Edward Cleofe


B.A. Anthropology, Brown University 

Areas of Interest

Exploring the possibilities of comparative research in the archipelago of the Spanish East Indies and the “vertical archipelago” of the Viceroyalty of Peru during the early modern period.


Edward Cleofe was born and raised in Southern California. He earned a BA in anthropology from Brown University in 2015. From 2015 to 2019, he worked for youth-serving nonprofits in Seattle, Washington. Edward is interested in exploring the archaeology of the Philippines, with a focus on ritual and burial deposit composition and spatial distribution.
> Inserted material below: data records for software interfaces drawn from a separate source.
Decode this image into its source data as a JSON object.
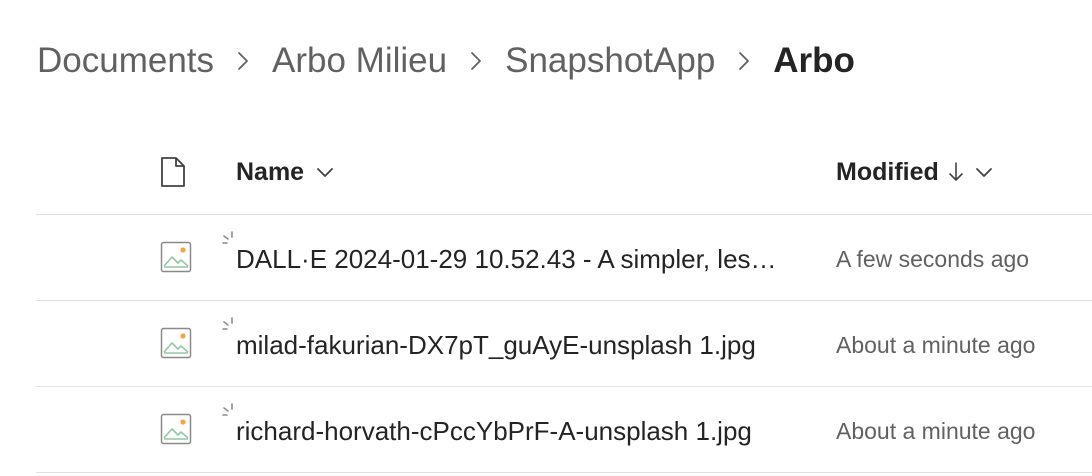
{
  "breadcrumb": {
    "items": [
      {
        "label": "Documents"
      },
      {
        "label": "Arbo Milieu"
      },
      {
        "label": "SnapshotApp"
      },
      {
        "label": "Arbo"
      }
    ],
    "separator_icon": "chevron-right-icon"
  },
  "columns": {
    "type_icon": "document-icon",
    "name_label": "Name",
    "name_menu_icon": "chevron-down-icon",
    "modified_label": "Modified",
    "modified_sort_icon": "arrow-down-icon",
    "modified_menu_icon": "chevron-down-icon"
  },
  "files": [
    {
      "icon": "image-file-icon",
      "status_icon": "loading-spinner-icon",
      "name": "DALL·E 2024-01-29 10.52.43 - A simpler, les…",
      "modified": "A few seconds ago"
    },
    {
      "icon": "image-file-icon",
      "status_icon": "loading-spinner-icon",
      "name": "milad-fakurian-DX7pT_guAyE-unsplash 1.jpg",
      "modified": "About a minute ago"
    },
    {
      "icon": "image-file-icon",
      "status_icon": "loading-spinner-icon",
      "name": "richard-horvath-cPccYbPrF-A-unsplash 1.jpg",
      "modified": "About a minute ago"
    }
  ],
  "colors": {
    "text_primary": "#242424",
    "text_secondary": "#616161",
    "divider": "#e1e1e1",
    "icon_accent": "#f7a440",
    "icon_green": "#8fc9a4"
  }
}
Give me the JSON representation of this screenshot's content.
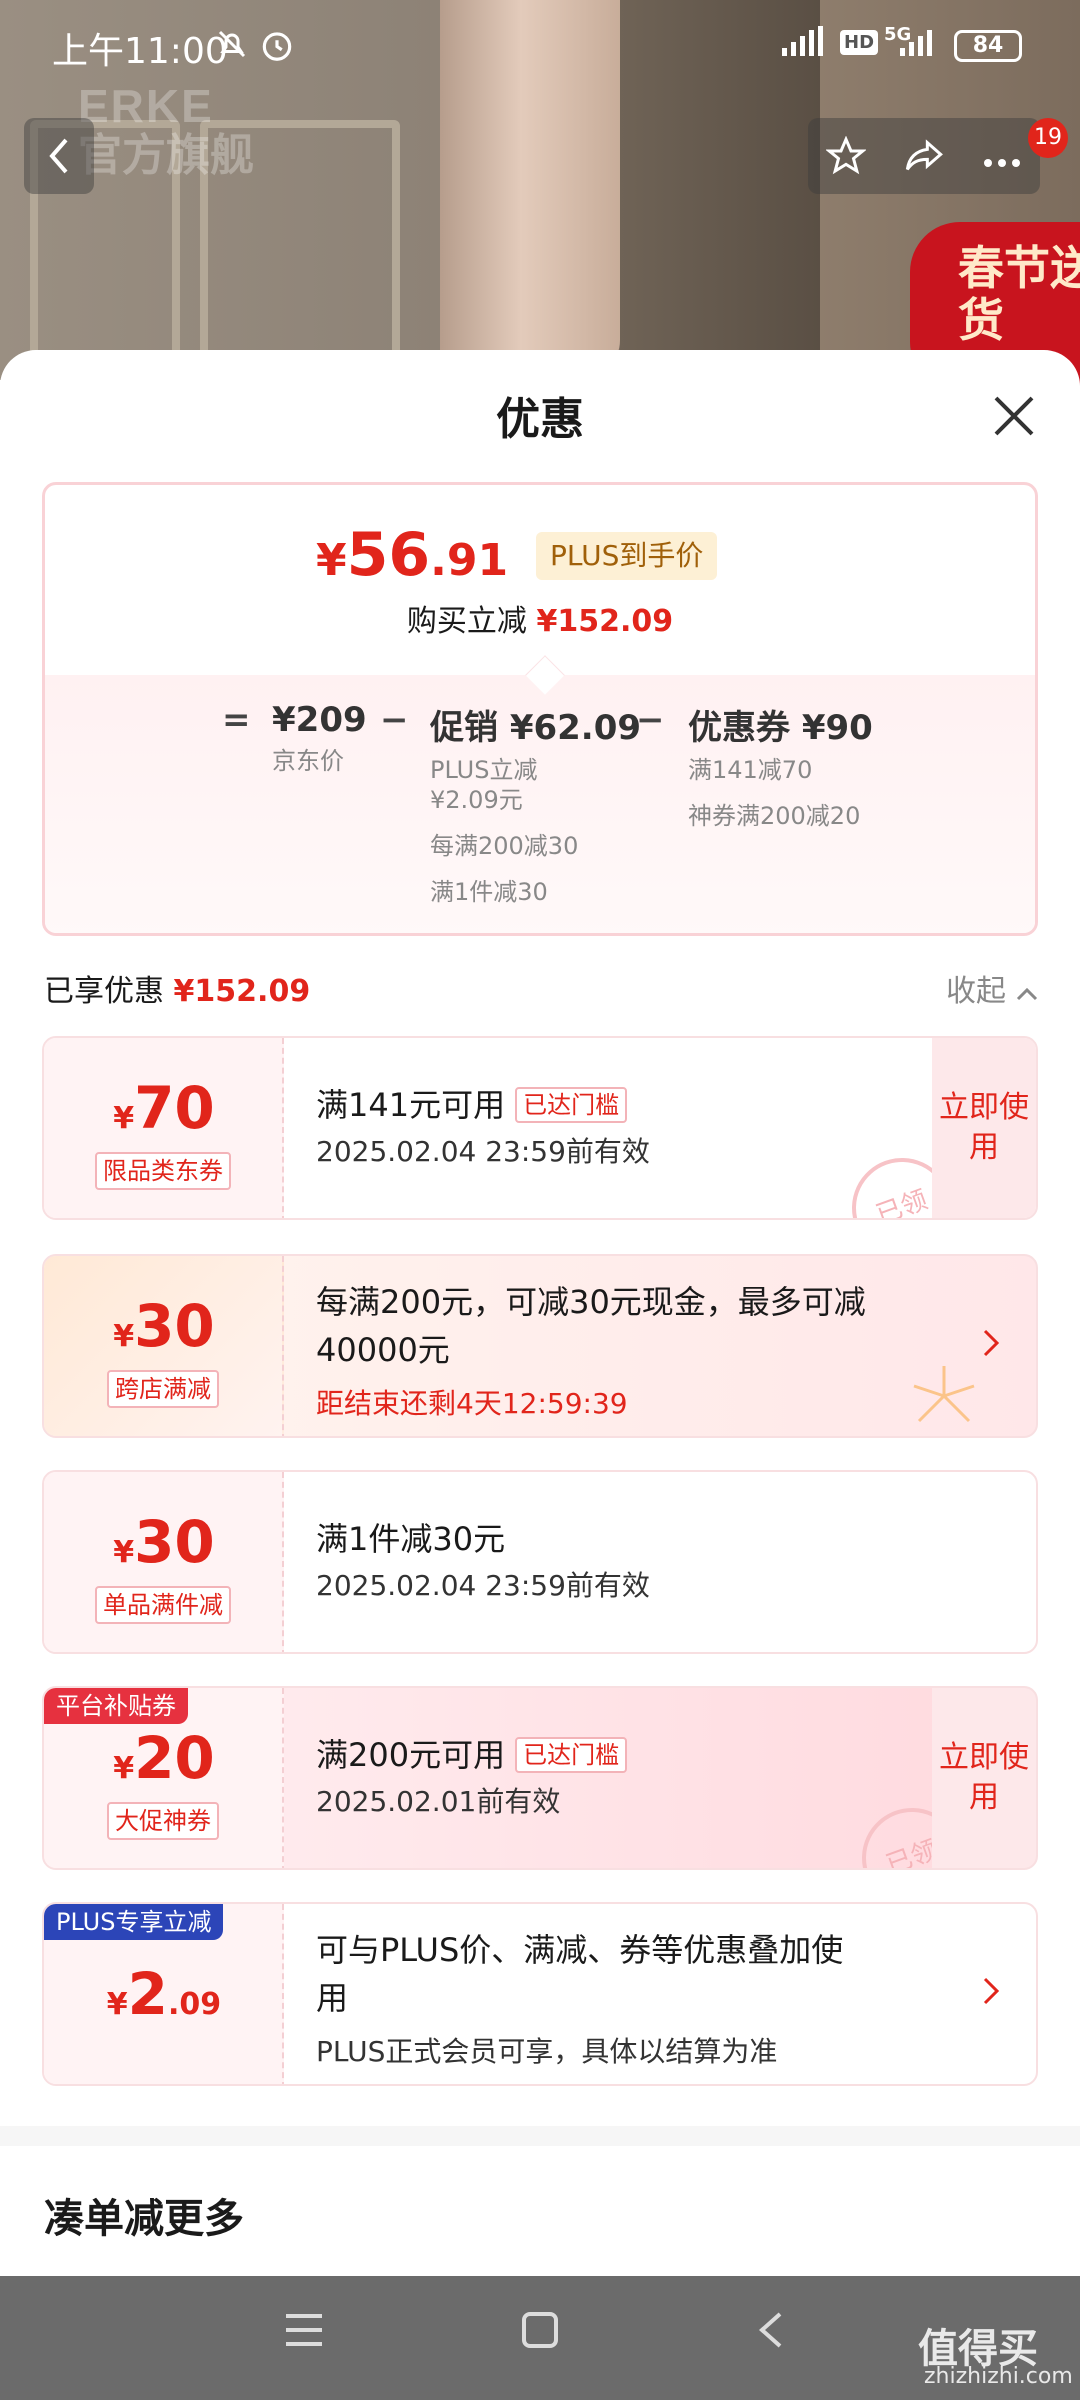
{
  "status_bar": {
    "time": "上午11:00",
    "mute_icon": "bell-off-icon",
    "alarm_icon": "alarm-icon",
    "signal": "5G",
    "hd": "HD",
    "battery": "84"
  },
  "background": {
    "logo_line1": "ERKE",
    "logo_line2": "官方旗舰",
    "sticker": "春节送货"
  },
  "nav": {
    "back_icon": "chevron-left-icon",
    "favorite_icon": "star-icon",
    "share_icon": "share-icon",
    "more_icon": "more-icon",
    "badge": "19"
  },
  "sheet": {
    "title": "优惠"
  },
  "summary": {
    "price_yen": "¥",
    "price_int": "56",
    "price_dec": ".91",
    "plus_tag": "PLUS到手价",
    "reduce_label": "购买立减",
    "reduce_value": "¥152.09",
    "eq": "=",
    "minus": "−",
    "jd_price": "¥209",
    "jd_label": "京东价",
    "promo_head": "促销 ¥62.09",
    "promo_items": [
      "PLUS立减",
      "¥2.09元",
      "每满200减30",
      "满1件减30"
    ],
    "coupon_head": "优惠券 ¥90",
    "coupon_items": [
      "满141减70",
      "神券满200减20"
    ]
  },
  "enjoyed": {
    "label": "已享优惠",
    "value": "¥152.09",
    "collapse": "收起"
  },
  "coupons": [
    {
      "yen": "¥",
      "amount": "70",
      "kind": "限品类东券",
      "title": "满141元可用",
      "tag": "已达门槛",
      "sub": "2025.02.04 23:59前有效",
      "action": "立即使用",
      "stamp": "已领"
    },
    {
      "yen": "¥",
      "amount": "30",
      "kind": "跨店满减",
      "title": "每满200元，可减30元现金，最多可减",
      "title2": "40000元",
      "sub": "距结束还剩4天12:59:39"
    },
    {
      "yen": "¥",
      "amount": "30",
      "kind": "单品满件减",
      "title": "满1件减30元",
      "sub": "2025.02.04 23:59前有效"
    },
    {
      "ribbon": "平台补贴券",
      "yen": "¥",
      "amount": "20",
      "kind": "大促神券",
      "title": "满200元可用",
      "tag": "已达门槛",
      "sub": "2025.02.01前有效",
      "action": "立即使用",
      "stamp": "已领"
    },
    {
      "ribbon": "PLUS专享立减",
      "yen": "¥",
      "amount": "2",
      "decimal": ".09",
      "title": "可与PLUS价、满减、券等优惠叠加使",
      "title2": "用",
      "sub": "PLUS正式会员可享，具体以结算为准"
    }
  ],
  "more_section": {
    "title": "凑单减更多"
  },
  "system_nav": {
    "menu_icon": "menu-icon",
    "home_icon": "home-square-icon",
    "back_icon": "back-triangle-icon"
  },
  "watermark": {
    "line1": "值得买",
    "line2": "zhizhizhi.com"
  },
  "colors": {
    "accent": "#e1251b",
    "plus_blue": "#2c45b8",
    "plus_gold": "#a0600a"
  }
}
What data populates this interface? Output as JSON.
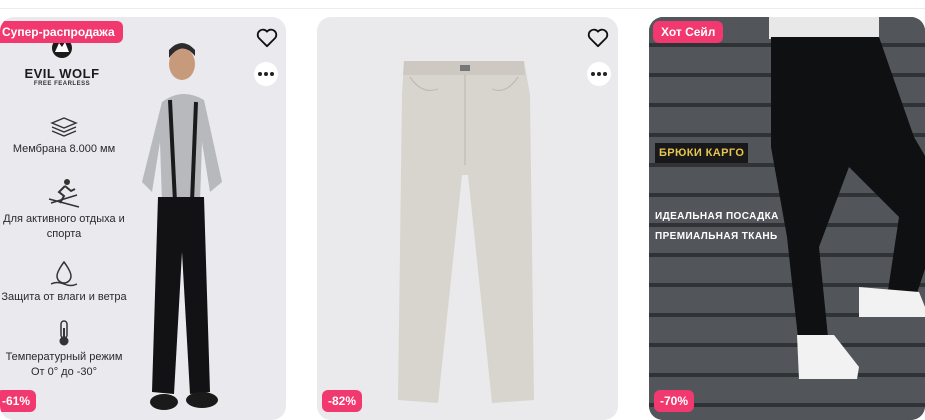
{
  "cards": [
    {
      "badge": "Супер-распродажа",
      "discount": "-61%",
      "brand": {
        "name": "EVIL WOLF",
        "tagline": "FREE FEARLESS"
      },
      "features": [
        {
          "icon": "membrane-icon",
          "text": "Мембрана 8.000 мм"
        },
        {
          "icon": "skier-icon",
          "text": "Для активного отдыха и спорта"
        },
        {
          "icon": "water-drop-icon",
          "text": "Защита от влаги и ветра"
        },
        {
          "icon": "thermometer-icon",
          "text": "Температурный режим От 0° до -30°"
        }
      ]
    },
    {
      "badge": "",
      "discount": "-82%"
    },
    {
      "badge": "Хот Сейл",
      "discount": "-70%",
      "overlay": {
        "title": "БРЮКИ КАРГО",
        "line1": "ИДЕАЛЬНАЯ ПОСАДКА",
        "line2": "ПРЕМИАЛЬНАЯ ТКАНЬ"
      }
    }
  ],
  "icons": {
    "favorite": "heart-icon",
    "more": "more-dots-icon"
  },
  "colors": {
    "badge": "#f1386f",
    "overlay_accent": "#e7c44d"
  }
}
His previous research includes zooarchaeological and osteological work in northwest Alaska and the analysis of the spatial organization of several houses as a National Science Foundation Research Experience for Undergraduates awardee with the Ifugao Archaeological Project (UCLA). Thematically, Edward’s work centers on exploring the intimate experiences of those navigating Spanish colonialisms and emergent capitalism. His research aims to situate these intimate histories in transnational and global historical contexts to explore how individuals negotiate the diverse permutations of colonization and capitalism. At the Cotsen Institute, Edward explores the colonialisms in the archipelago of the Spanish East Indies during the early modern period. Edward is deeply interested in public engagement, particularly projects that introduce archaeology to young people in ways that open up conversations about the contemporary relevance and power dynamics of how narratives of the past are produced.